Whether you are writing an integration, data pipeline, worker bot, synchronization agent, data process, or even an order transaction coordinator, they all have an event source. There are only two types of event sources. Let's look at each of them:


Triggered event sources are used in most types of applications. They can be new accounts created in Salesforce, an email arriving in an inbox, or a new message in a queue. They act as a starting point for additional logic and are events created outside of our control. Here are a few more examples:
  • A directory watcher receiving a new file.
  • An email client getting an email.
  • A Kafka topic receiving a new message.
  • Salesforce pushtopic getting data.
  • An API with JSON data posted to it.


Scheduled event sources are everything not triggered by external/internal sources. Typically these are CRON jobs, although Perigee has a few additional scheduling types to use. A few examples of using these:
  • We want a data process to kick off at 4 AM.
  • We need to check every hour for new data on the network drive.
  • We pull an external API every 5 minutes for the status update of our request

Events callback

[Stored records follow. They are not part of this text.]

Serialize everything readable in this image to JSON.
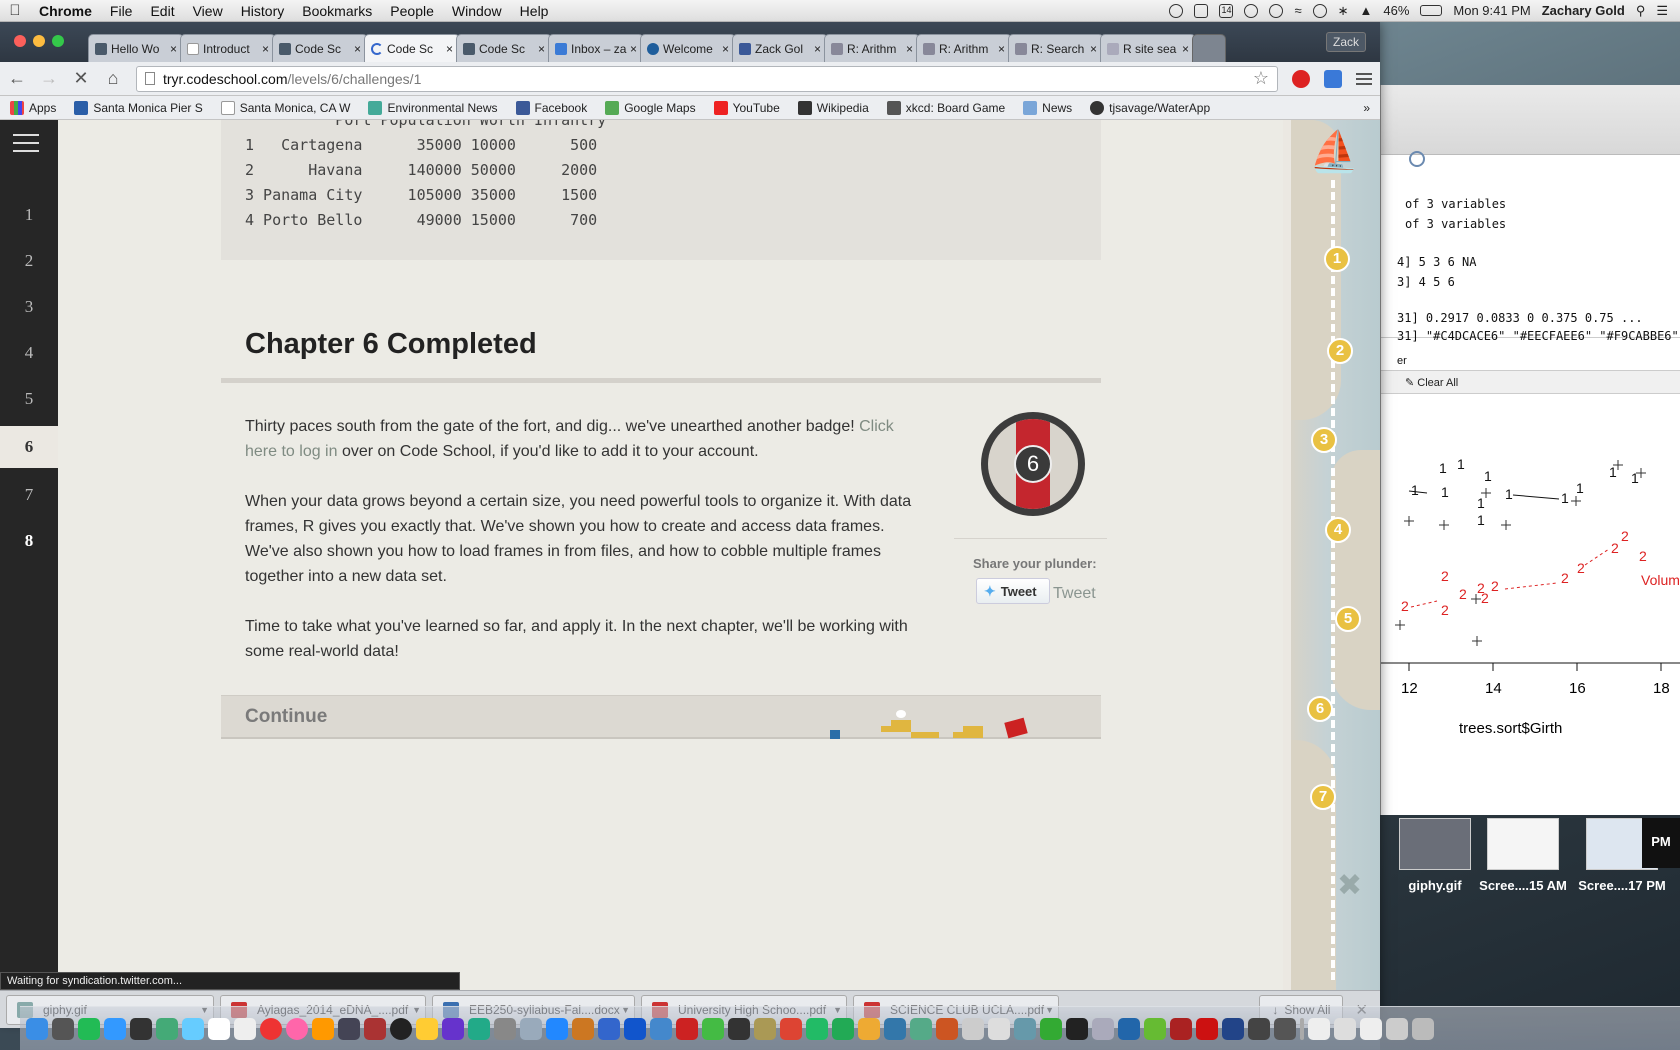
{
  "menubar": {
    "app": "Chrome",
    "items": [
      "File",
      "Edit",
      "View",
      "History",
      "Bookmarks",
      "People",
      "Window",
      "Help"
    ],
    "battery": "46%",
    "calendar_day": "14",
    "clock": "Mon 9:41 PM",
    "user": "Zachary Gold"
  },
  "browser": {
    "profile": "Zack",
    "tabs": [
      {
        "label": "Hello Wo"
      },
      {
        "label": "Introduct"
      },
      {
        "label": "Code Sc"
      },
      {
        "label": "Code Sc"
      },
      {
        "label": "Code Sc"
      },
      {
        "label": "Inbox – za"
      },
      {
        "label": "Welcome"
      },
      {
        "label": "Zack Gol"
      },
      {
        "label": "R: Arithm"
      },
      {
        "label": "R: Arithm"
      },
      {
        "label": "R: Search"
      },
      {
        "label": "R site sea"
      }
    ],
    "url_host": "tryr.codeschool.com",
    "url_path": "/levels/6/challenges/1",
    "bookmarks": [
      "Apps",
      "Santa Monica Pier S",
      "Santa Monica, CA W",
      "Environmental News",
      "Facebook",
      "Google Maps",
      "YouTube",
      "Wikipedia",
      "xkcd: Board Game",
      "News",
      "tjsavage/WaterApp"
    ]
  },
  "levels": [
    "1",
    "2",
    "3",
    "4",
    "5",
    "6",
    "7",
    "8"
  ],
  "code_output": [
    "          Port Population Worth Infantry",
    "1   Cartagena      35000 10000      500",
    "2      Havana     140000 50000     2000",
    "3 Panama City     105000 35000     1500",
    "4 Porto Bello      49000 15000      700"
  ],
  "chapter": {
    "title": "Chapter 6 Completed",
    "p1_before": "Thirty paces south from the gate of the fort, and dig... we've unearthed another badge! ",
    "p1_link": "Click here to log in",
    "p1_after": " over on Code School, if you'd like to add it to your account.",
    "p2": "When your data grows beyond a certain size, you need powerful tools to organize it. With data frames, R gives you exactly that. We've shown you how to create and access data frames. We've also shown you how to load frames in from files, and how to cobble multiple frames together into a new data set.",
    "p3": "Time to take what you've learned so far, and apply it. In the next chapter, we'll be working with some real-world data!",
    "badge_number": "6",
    "share_label": "Share your plunder:",
    "tweet_button": "Tweet",
    "tweet_text": "Tweet",
    "continue": "Continue"
  },
  "map_pins": [
    "1",
    "2",
    "3",
    "4",
    "5",
    "6",
    "7"
  ],
  "status": "Waiting for syndication.twitter.com...",
  "downloads": [
    {
      "name": "giphy.gif"
    },
    {
      "name": "Aylagas_2014_eDNA_....pdf"
    },
    {
      "name": "EEB250-syllabus-Fal....docx"
    },
    {
      "name": "University High Schoo....pdf"
    },
    {
      "name": "SCIENCE CLUB UCLA....pdf"
    }
  ],
  "show_all": "Show All",
  "rwindow": {
    "lines": [
      "of 3 variables",
      "of 3 variables",
      "4] 5 3 6 NA",
      "3] 4 5 6",
      "31] 0.2917 0.0833 0 0.375 0.75 ...",
      "31] \"#C4DCACE6\" \"#EECFAEE6\" \"#F9CABBE6\""
    ],
    "header": "er",
    "clear_all": "Clear All",
    "x_ticks": [
      "12",
      "14",
      "16",
      "18"
    ],
    "xlabel": "trees.sort$Girth",
    "legend_text": "Volum"
  },
  "desktop_files": [
    "giphy.gif",
    "Scree....15 AM",
    "Scree....17 PM"
  ],
  "pm_label": "PM",
  "colors": {
    "accent": "#e9c142",
    "badge_red": "#c4262e",
    "sidebar": "#262626"
  }
}
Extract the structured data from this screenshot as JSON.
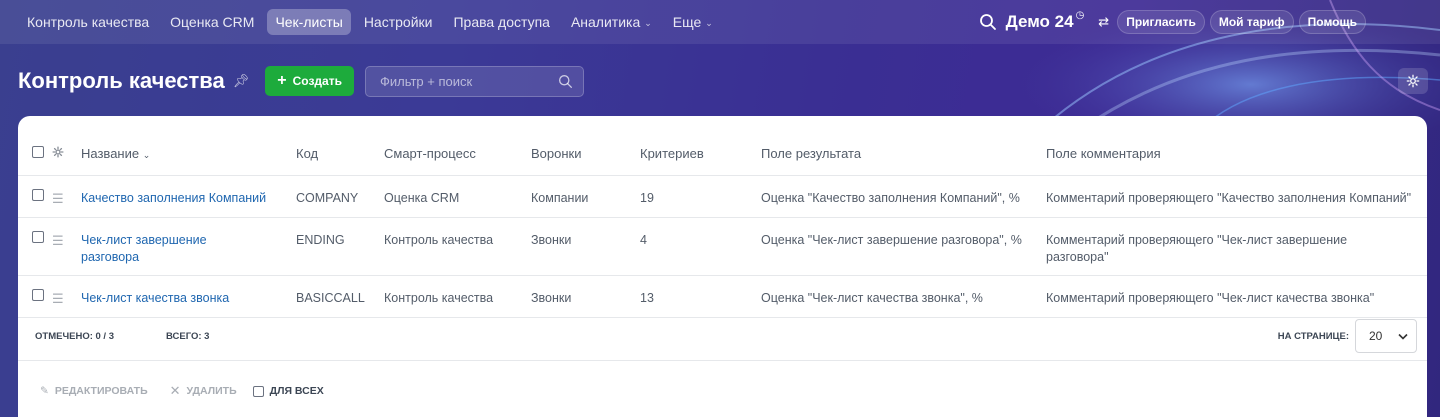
{
  "topnav": {
    "items": [
      {
        "label": "Контроль качества"
      },
      {
        "label": "Оценка CRM"
      },
      {
        "label": "Чек-листы",
        "active": true
      },
      {
        "label": "Настройки"
      },
      {
        "label": "Права доступа"
      },
      {
        "label": "Аналитика",
        "dropdown": true
      },
      {
        "label": "Еще",
        "dropdown": true
      }
    ],
    "brand": "Демо 24",
    "invite_label": "Пригласить",
    "tariff_label": "Мой тариф",
    "help_label": "Помощь"
  },
  "header": {
    "title": "Контроль качества",
    "create_label": "Создать",
    "filter_placeholder": "Фильтр + поиск"
  },
  "table": {
    "columns": [
      "Название",
      "Код",
      "Смарт-процесс",
      "Воронки",
      "Критериев",
      "Поле результата",
      "Поле комментария"
    ],
    "rows": [
      {
        "name": "Качество заполнения Компаний",
        "code": "COMPANY",
        "process": "Оценка CRM",
        "funnel": "Компании",
        "criteria": "19",
        "result_field": "Оценка \"Качество заполнения Компаний\", %",
        "comment_field": "Комментарий проверяющего \"Качество заполнения Компаний\""
      },
      {
        "name": "Чек-лист завершение разговора",
        "code": "ENDING",
        "process": "Контроль качества",
        "funnel": "Звонки",
        "criteria": "4",
        "result_field": "Оценка \"Чек-лист завершение разговора\", %",
        "comment_field": "Комментарий проверяющего \"Чек-лист завершение разговора\""
      },
      {
        "name": "Чек-лист качества звонка",
        "code": "BASICCALL",
        "process": "Контроль качества",
        "funnel": "Звонки",
        "criteria": "13",
        "result_field": "Оценка \"Чек-лист качества звонка\", %",
        "comment_field": "Комментарий проверяющего \"Чек-лист качества звонка\""
      }
    ]
  },
  "footer": {
    "selected_label": "ОТМЕЧЕНО: 0 / 3",
    "total_label": "ВСЕГО: 3",
    "per_page_label": "НА СТРАНИЦЕ:",
    "per_page_value": "20",
    "edit_label": "РЕДАКТИРОВАТЬ",
    "delete_label": "УДАЛИТЬ",
    "for_all_label": "ДЛЯ ВСЕХ"
  },
  "colors": {
    "accent_green": "#1dab3c",
    "link_blue": "#2067b0"
  },
  "icons": [
    "search-icon",
    "clock-icon",
    "swap-icon",
    "pin-icon",
    "plus-icon",
    "gear-icon",
    "chevron-down-icon",
    "drag-handle-icon",
    "pencil-icon",
    "close-icon"
  ]
}
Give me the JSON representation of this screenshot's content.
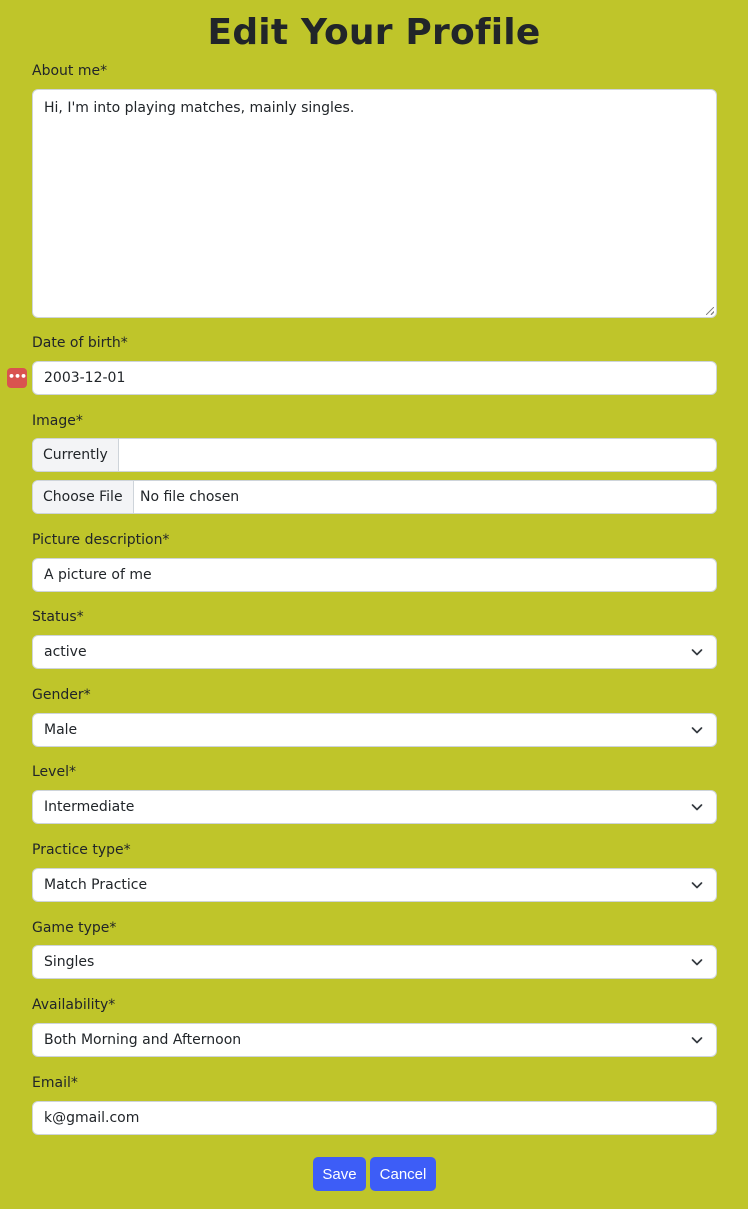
{
  "page": {
    "title": "Edit Your Profile"
  },
  "about": {
    "label": "About me*",
    "value": "Hi, I'm into playing matches, mainly singles."
  },
  "dob": {
    "label": "Date of birth*",
    "value": "2003-12-01"
  },
  "image": {
    "label": "Image*",
    "currently_label": "Currently",
    "currently_value": "",
    "choose_file_label": "Choose File",
    "file_status": "No file chosen"
  },
  "picture_description": {
    "label": "Picture description*",
    "value": "A picture of me"
  },
  "status": {
    "label": "Status*",
    "value": "active"
  },
  "gender": {
    "label": "Gender*",
    "value": "Male"
  },
  "level": {
    "label": "Level*",
    "value": "Intermediate"
  },
  "practice_type": {
    "label": "Practice type*",
    "value": "Match Practice"
  },
  "game_type": {
    "label": "Game type*",
    "value": "Singles"
  },
  "availability": {
    "label": "Availability*",
    "value": "Both Morning and Afternoon"
  },
  "email": {
    "label": "Email*",
    "value": "k@gmail.com"
  },
  "actions": {
    "save_label": "Save",
    "cancel_label": "Cancel"
  },
  "colors": {
    "background": "#bfc52a",
    "button": "#3d5df7",
    "password_manager_icon": "#d9534f"
  },
  "icons": {
    "select_indicator": "chevron-down-icon",
    "password_manager": "password-manager-icon"
  }
}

Now that we have a basic understanding of how event sources work, let's look at what that might look like inside Perigee.
PerigeeApplication.Application("Sync Agent", "IPCSingleRunToken", (init) => {},
(taskConfig) =>
taskConfig.AddDirectoryWatch("C:\WatchMeMaybe") //Watch a directory
.AddCRON("0 */2 * * *") //Run every other hour
.AddIMAPWatcher() //Watch an IMAP inbox
.AddSalesForceClientPush() //Watch a salesforce pushtopic
.Add() //Add your own thread managed method
These are just a few of the ways you can integrate different kinds of events inside Perigee. We'll cover all of them in examples and blueprints in more detail.
Every single one of the .Add ... () methods contain a callback action of when to process an event.
  • For the CRON, this callback is when we're within the time and timezone to execute.
  • For the IMAP Watch, it's when we receive a new email in the inbox.
  • For the Directory Watch, it's when a new file is present and is no longer being written to
All of the callbacks within perigee contain a Cancellation Token and an ILogger. See the below example:
(cancelToken, logger) => {
The Cancellation Token will get flagged cancelled when a shutdown event has occurred, and the process is expected to exit soon. Pay attention to this if you want to be able to gracefully shutdown, or cancel tasks in process. You can store your data or finish your process. If you're able to safely stop processing, you can respect it's request to shut down and end execution to return back to Perigee.
The ILogger is a Serilog enabled logging source, enabling you to write your logs to the console, files, external data sources, and many other sinks. Serilog is awesome, go check them out!

Perigee Application Callbacks

PerigeeApplication.Application("FirstApp", "IPCSingleRunToken",
(init) => {
(taskConfig) => {
Line 2 - The initialization callback is how we inject and define our properties. Maybe our application requires a connection string, a custom property loader, or API credentials. This initialization block is how we inject additional configuration before the primary configuration block is called.
The init parameter is simply an IConfiguration. This allows full access to your appsettings.json file for reading any configuration values you need to set up additional components.
Line 5 - Perigee has a primary configuration callback defined every time you create an application. This block is where we define how and what the application does. More specifically, we define what event sources we use and any managed threads we want to create.
For configuring a Perigee application, we've created an easy-to-use SDK, this is why you get the taskConfig parameter, which is the ThreadRegistry.